7. Citizens who lose cards or whose identity is compromised should be able to rely on their cards being replaced or their identity being repaired quickly and efficiently and in accordance with published service standards.
8. Technically the scheme’s systems should be closely aligned to those of the banks (both initially and in the future) so as to utilise their investment, de-risk the scheme’s development, and assist convergence to common standards across the ID assurance systems and processes deployed internationally by banks and other national ID card schemes.
9. To engage consumers’ hearts and minds on the scale required, enrolment and any tokens should be provided free of charge.
10. The market should play a role in delivering a universal ID assurance scheme. This will improve the ease with which consumers can use the scheme and minimise costs. I regard each aspect of these principles to be critical to the goal of creating the conditions for a consumer-driven universal ID assurance scheme to emerge and flourish.

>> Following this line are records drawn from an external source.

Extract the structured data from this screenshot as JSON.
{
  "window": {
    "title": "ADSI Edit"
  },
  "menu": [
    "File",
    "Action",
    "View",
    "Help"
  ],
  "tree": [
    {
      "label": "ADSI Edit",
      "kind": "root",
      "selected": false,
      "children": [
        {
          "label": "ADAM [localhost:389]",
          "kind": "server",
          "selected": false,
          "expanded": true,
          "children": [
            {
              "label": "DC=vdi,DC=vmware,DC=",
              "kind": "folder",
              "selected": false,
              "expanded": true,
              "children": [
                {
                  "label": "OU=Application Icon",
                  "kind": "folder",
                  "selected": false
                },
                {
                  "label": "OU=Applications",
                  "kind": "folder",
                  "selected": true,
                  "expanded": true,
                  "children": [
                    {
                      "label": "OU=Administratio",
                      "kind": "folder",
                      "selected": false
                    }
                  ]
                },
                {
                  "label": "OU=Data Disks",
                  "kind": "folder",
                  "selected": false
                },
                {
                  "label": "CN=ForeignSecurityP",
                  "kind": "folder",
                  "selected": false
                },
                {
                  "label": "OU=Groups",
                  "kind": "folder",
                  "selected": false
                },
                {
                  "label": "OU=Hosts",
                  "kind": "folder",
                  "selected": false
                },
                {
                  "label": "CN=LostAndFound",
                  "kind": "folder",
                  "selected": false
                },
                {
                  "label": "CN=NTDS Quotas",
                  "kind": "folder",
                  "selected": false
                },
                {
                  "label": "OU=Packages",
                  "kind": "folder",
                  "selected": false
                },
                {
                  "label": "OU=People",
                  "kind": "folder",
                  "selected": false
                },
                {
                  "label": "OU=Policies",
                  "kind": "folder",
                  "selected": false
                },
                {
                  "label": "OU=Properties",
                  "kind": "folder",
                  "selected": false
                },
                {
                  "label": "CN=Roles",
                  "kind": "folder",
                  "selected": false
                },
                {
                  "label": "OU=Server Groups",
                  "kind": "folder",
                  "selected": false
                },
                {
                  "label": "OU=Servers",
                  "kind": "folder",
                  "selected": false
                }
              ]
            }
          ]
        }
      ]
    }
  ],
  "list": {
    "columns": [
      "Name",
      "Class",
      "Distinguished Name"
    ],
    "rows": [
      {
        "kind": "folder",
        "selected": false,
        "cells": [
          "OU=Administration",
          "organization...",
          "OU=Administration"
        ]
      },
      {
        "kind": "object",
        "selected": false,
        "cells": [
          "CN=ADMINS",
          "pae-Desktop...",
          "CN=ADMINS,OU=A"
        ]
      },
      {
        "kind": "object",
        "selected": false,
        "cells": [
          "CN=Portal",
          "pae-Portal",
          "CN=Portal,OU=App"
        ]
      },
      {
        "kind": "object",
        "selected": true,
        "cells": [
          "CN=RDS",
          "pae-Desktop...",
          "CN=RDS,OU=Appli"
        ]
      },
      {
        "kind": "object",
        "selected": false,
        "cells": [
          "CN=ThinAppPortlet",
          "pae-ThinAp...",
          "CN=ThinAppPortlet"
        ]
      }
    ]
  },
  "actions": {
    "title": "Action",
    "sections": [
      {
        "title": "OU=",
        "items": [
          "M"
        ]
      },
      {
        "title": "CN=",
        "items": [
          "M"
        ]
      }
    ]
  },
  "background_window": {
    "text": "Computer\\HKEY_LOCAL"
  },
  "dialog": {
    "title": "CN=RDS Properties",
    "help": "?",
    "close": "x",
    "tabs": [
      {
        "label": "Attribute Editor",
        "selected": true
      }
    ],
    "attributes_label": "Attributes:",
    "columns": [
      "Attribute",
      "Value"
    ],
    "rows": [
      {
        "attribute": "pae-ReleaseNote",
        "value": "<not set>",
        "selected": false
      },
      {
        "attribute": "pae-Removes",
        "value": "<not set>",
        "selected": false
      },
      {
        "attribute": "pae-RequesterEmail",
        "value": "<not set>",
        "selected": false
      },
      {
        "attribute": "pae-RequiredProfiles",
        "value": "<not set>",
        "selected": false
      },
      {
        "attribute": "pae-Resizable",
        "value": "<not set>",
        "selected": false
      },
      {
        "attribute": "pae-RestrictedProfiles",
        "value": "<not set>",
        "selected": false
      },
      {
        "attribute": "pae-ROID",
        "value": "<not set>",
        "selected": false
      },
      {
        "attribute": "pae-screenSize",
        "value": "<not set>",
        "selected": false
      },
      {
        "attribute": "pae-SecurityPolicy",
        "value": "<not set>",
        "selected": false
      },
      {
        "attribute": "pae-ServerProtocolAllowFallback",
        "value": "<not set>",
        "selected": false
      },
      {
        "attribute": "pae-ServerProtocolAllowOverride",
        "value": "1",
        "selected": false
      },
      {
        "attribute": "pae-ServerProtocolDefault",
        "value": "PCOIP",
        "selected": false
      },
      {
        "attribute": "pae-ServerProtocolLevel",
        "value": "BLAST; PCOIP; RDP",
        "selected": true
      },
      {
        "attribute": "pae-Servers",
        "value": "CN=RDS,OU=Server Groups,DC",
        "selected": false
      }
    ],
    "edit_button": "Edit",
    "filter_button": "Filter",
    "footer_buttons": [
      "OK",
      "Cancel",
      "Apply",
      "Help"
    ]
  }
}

I must say I don’t like the idea of citizens being called ‘consumers’.
But Crosby’s principles seem reasonable if what you want is a consumer- rather than Government-oriented scheme.
That is why his report was published yesterday so that it could be buried under the fuss over the European referendum.

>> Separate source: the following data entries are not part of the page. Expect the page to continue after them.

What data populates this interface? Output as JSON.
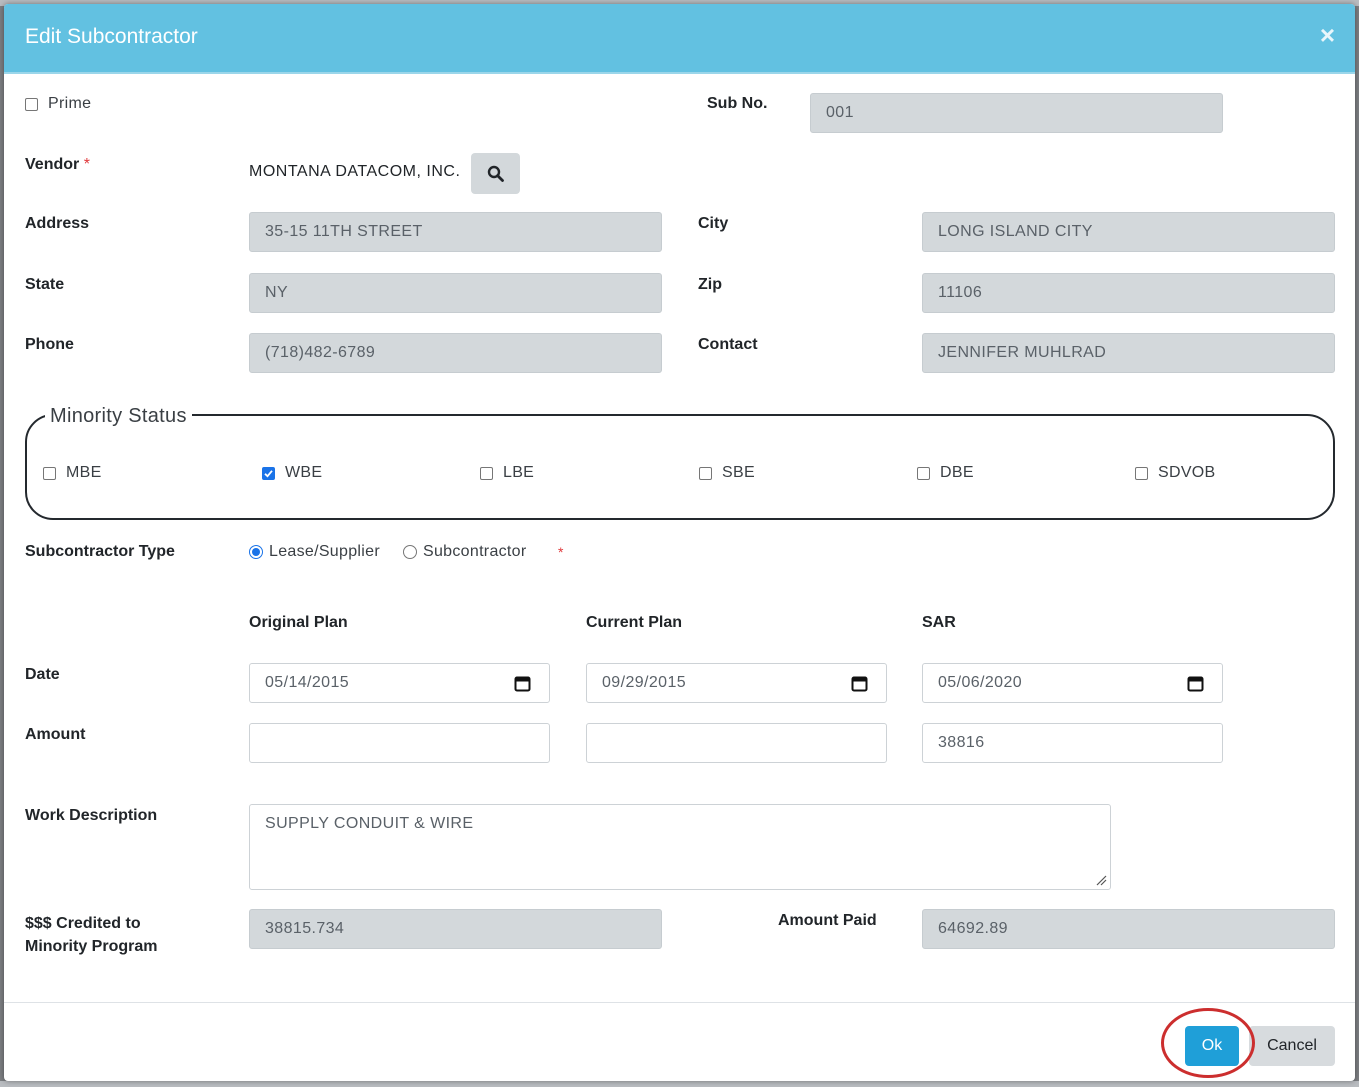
{
  "dialog": {
    "title": "Edit Subcontractor",
    "close_symbol": "×"
  },
  "prime": {
    "label": "Prime",
    "checked": false
  },
  "sub_no": {
    "label": "Sub No.",
    "value": "001"
  },
  "vendor": {
    "label": "Vendor",
    "required_mark": "*",
    "name": "MONTANA DATACOM, INC."
  },
  "address": {
    "label": "Address",
    "value": "35-15 11TH STREET"
  },
  "city": {
    "label": "City",
    "value": "LONG ISLAND CITY"
  },
  "state": {
    "label": "State",
    "value": "NY"
  },
  "zip": {
    "label": "Zip",
    "value": "11106"
  },
  "phone": {
    "label": "Phone",
    "value": "(718)482-6789"
  },
  "contact": {
    "label": "Contact",
    "value": "JENNIFER MUHLRAD"
  },
  "minority_status": {
    "legend": "Minority Status",
    "options": [
      {
        "label": "MBE",
        "checked": false
      },
      {
        "label": "WBE",
        "checked": true
      },
      {
        "label": "LBE",
        "checked": false
      },
      {
        "label": "SBE",
        "checked": false
      },
      {
        "label": "DBE",
        "checked": false
      },
      {
        "label": "SDVOB",
        "checked": false
      }
    ]
  },
  "subcontractor_type": {
    "label": "Subcontractor Type",
    "required_mark": "*",
    "options": [
      {
        "label": "Lease/Supplier",
        "selected": true
      },
      {
        "label": "Subcontractor",
        "selected": false
      }
    ]
  },
  "plan_columns": [
    "Original Plan",
    "Current Plan",
    "SAR"
  ],
  "date_row": {
    "label": "Date",
    "values": [
      "05/14/2015",
      "09/29/2015",
      "05/06/2020"
    ]
  },
  "amount_row": {
    "label": "Amount",
    "values": [
      "",
      "",
      "38816"
    ]
  },
  "work_description": {
    "label": "Work Description",
    "value": "SUPPLY CONDUIT & WIRE"
  },
  "credited": {
    "label_line1": "$$$ Credited to",
    "label_line2": "Minority Program",
    "value": "38815.734"
  },
  "amount_paid": {
    "label": "Amount Paid",
    "value": "64692.89"
  },
  "buttons": {
    "ok": "Ok",
    "cancel": "Cancel"
  },
  "colors": {
    "header": "#62c1e1",
    "ok_button": "#1f9fd8",
    "readonly_field": "#d3d8db",
    "highlight_ring": "#cc2e2e"
  }
}
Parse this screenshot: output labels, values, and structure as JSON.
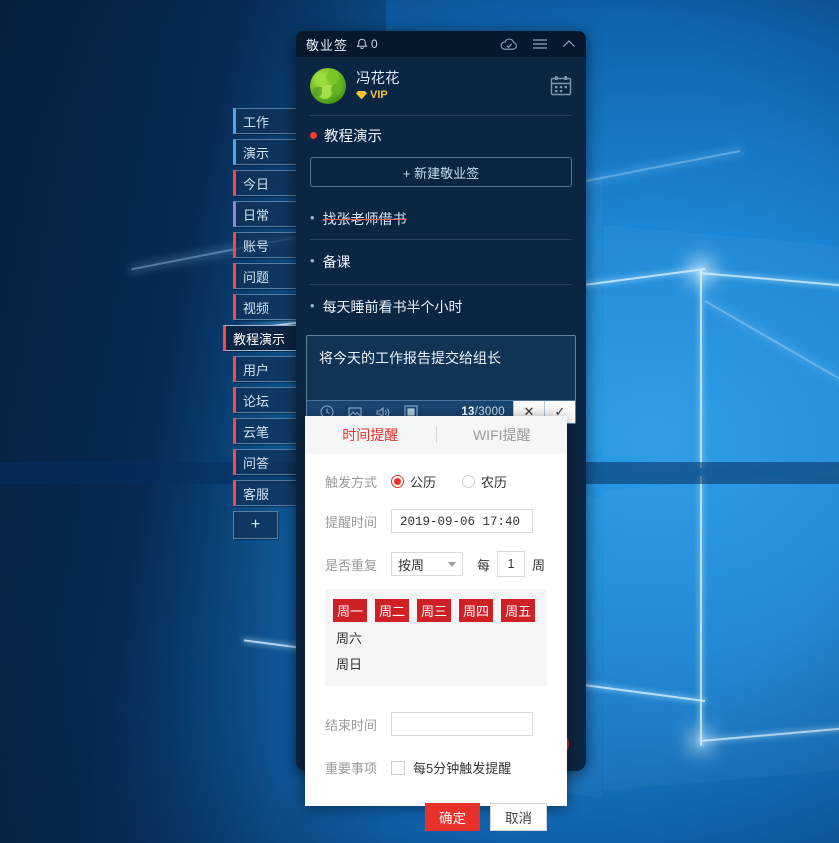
{
  "desktop": {
    "wallpaper": "windows-10-hero",
    "accent": "#1b86d6"
  },
  "categories": {
    "items": [
      {
        "label": "工作",
        "accent": "#4aa8e8",
        "active": false
      },
      {
        "label": "演示",
        "accent": "#4aa8e8",
        "active": false
      },
      {
        "label": "今日",
        "accent": "#ff4646",
        "active": false
      },
      {
        "label": "日常",
        "accent": "#8f86d8",
        "active": false
      },
      {
        "label": "账号",
        "accent": "#ff4646",
        "active": false
      },
      {
        "label": "问题",
        "accent": "#ff4646",
        "active": false
      },
      {
        "label": "视频",
        "accent": "#ff4646",
        "active": false
      },
      {
        "label": "教程演示",
        "accent": "#ff4646",
        "active": true
      },
      {
        "label": "用户",
        "accent": "#ff4646",
        "active": false
      },
      {
        "label": "论坛",
        "accent": "#ff4646",
        "active": false
      },
      {
        "label": "云笔",
        "accent": "#ff4646",
        "active": false
      },
      {
        "label": "问答",
        "accent": "#ff4646",
        "active": false
      },
      {
        "label": "客服",
        "accent": "#ff4646",
        "active": false
      }
    ],
    "add_label": "+"
  },
  "app": {
    "titlebar": {
      "title": "敬业签",
      "notification_count": "0",
      "bell_icon": "bell-icon",
      "cloud_icon": "cloud-sync-icon",
      "menu_icon": "hamburger-menu-icon",
      "collapse_icon": "chevron-up-icon"
    },
    "profile": {
      "name": "冯花花",
      "badge": "VIP",
      "badge_icon": "diamond-icon",
      "avatar_icon": "avatar",
      "calendar_icon": "calendar-icon"
    },
    "group": {
      "title": "教程演示",
      "dot_color": "#ff3b30",
      "new_note_label": "+ 新建敬业签"
    },
    "notes": [
      {
        "text": "找张老师借书",
        "done": true
      },
      {
        "text": "备课",
        "done": false
      },
      {
        "text": "每天睡前看书半个小时",
        "done": false
      }
    ],
    "editor": {
      "value": "将今天的工作报告提交给组长",
      "count": "13",
      "count_max": "/3000",
      "icons": [
        "clock-icon",
        "image-icon",
        "sound-icon",
        "stop-icon"
      ],
      "cancel_label": "✕",
      "confirm_label": "✓"
    },
    "record_button": {
      "label": "",
      "color": "#e02b2b",
      "icon": "record-icon"
    }
  },
  "dialog": {
    "tabs": [
      {
        "label": "时间提醒",
        "selected": true
      },
      {
        "label": "WIFI提醒",
        "selected": false
      }
    ],
    "trigger": {
      "label": "触发方式",
      "options": [
        {
          "label": "公历",
          "selected": true
        },
        {
          "label": "农历",
          "selected": false
        }
      ]
    },
    "remind_time": {
      "label": "提醒时间",
      "value": "2019-09-06 17:40"
    },
    "repeat": {
      "label": "是否重复",
      "mode": "按周",
      "every_label": "每",
      "interval": "1",
      "unit_label": "周",
      "weekdays": [
        {
          "label": "周一",
          "selected": true
        },
        {
          "label": "周二",
          "selected": true
        },
        {
          "label": "周三",
          "selected": true
        },
        {
          "label": "周四",
          "selected": true
        },
        {
          "label": "周五",
          "selected": true
        },
        {
          "label": "周六",
          "selected": false
        },
        {
          "label": "周日",
          "selected": false
        }
      ]
    },
    "end_time": {
      "label": "结束时间",
      "value": ""
    },
    "important": {
      "label": "重要事项",
      "checkbox_label": "每5分钟触发提醒",
      "checked": false
    },
    "actions": {
      "confirm": "确定",
      "cancel": "取消"
    }
  }
}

Government lawyers have asked the High Court to throw out a ruling to publish Gateway reviews into the progress of the government’s ID cards project on the basis of a piece of 319-year-old English legislation.

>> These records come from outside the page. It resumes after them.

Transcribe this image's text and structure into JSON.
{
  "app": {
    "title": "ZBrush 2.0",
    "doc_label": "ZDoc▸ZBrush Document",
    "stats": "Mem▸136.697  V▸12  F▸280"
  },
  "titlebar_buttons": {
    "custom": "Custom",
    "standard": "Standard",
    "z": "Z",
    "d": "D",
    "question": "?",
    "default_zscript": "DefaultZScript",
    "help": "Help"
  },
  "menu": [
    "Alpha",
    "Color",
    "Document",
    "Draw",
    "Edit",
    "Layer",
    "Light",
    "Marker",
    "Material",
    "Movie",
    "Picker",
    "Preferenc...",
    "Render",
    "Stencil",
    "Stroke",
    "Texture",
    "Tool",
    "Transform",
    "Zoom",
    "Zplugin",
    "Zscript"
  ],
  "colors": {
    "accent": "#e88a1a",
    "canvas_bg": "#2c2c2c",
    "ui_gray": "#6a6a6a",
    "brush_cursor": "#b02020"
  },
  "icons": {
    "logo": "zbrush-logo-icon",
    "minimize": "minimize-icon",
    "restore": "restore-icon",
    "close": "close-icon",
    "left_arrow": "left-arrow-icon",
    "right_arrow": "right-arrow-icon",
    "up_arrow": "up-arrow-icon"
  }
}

The hearing is seen as a test case on whether Gateway reviews – independent assessments of high- and medium-risk IT projects at critical stages – should be subject to public scrutiny.
If the judge accepts the case put forward by government lawyers, and he has indicated that he may, Gateway reviews on ID cards and other major schemes will remain secret for at least another six months, and possibly much longer.
The government is using the 1689 Bill of Rights, which lays down the principles of parliamentary supremacy, as a central argument in its legal battle to prevent Gateway reviews becoming public. The case will decide whether a ruling by the Information Tribunal that Gateway reviews on ID cards be published should stand.
The OGC’s barrister Jonathan Swift asked judge Stanley Brunton to reject the ruling that the reviews should be made public, in the High Court last week.
Swift said Parliamentary Privilege granted by the 1689 Bill of Rights stopped the courts from questioning or examining parliamentary proceedings. [this is my emphasis]
This could undermine the Information Tribunal’s ruling, which relied heavily on an investigation into Gateway reviews by the House of Commons Work and Pensions Committee.
Swift – who was backed by Martin Chamberlain, a lawyer representing the speaker of the House of Commons – said the tribunal was wrong to quote extensively from the committee’s report.
SpyBlog has a history of the OGC FOIA requests in question. Note that two neutral decision-makers (ICO and Information Tribunal) separately ruled that the FOIA requests should be complied with.
Justice Minister Michael Wills recently made “a speech on the need for a national debate on constitutional reform to inform discussions about the new Bill of Rights and Responsibilities.“
Full of the usual waffle – with some worrying arguments against the rule of law – but the following was interesting:
the debate that will shortly begin on the Bill of Rights and Responsibilities can only make sense in the context of the wider debate about power in our society. Where it resides. Where it should reside. How it should be distributed. How we should decide how it should be distributed. Who should decide how it should be distributed.
I think it’s clear where the Government believes power should reside and who decides how it should be distributed, don’t you?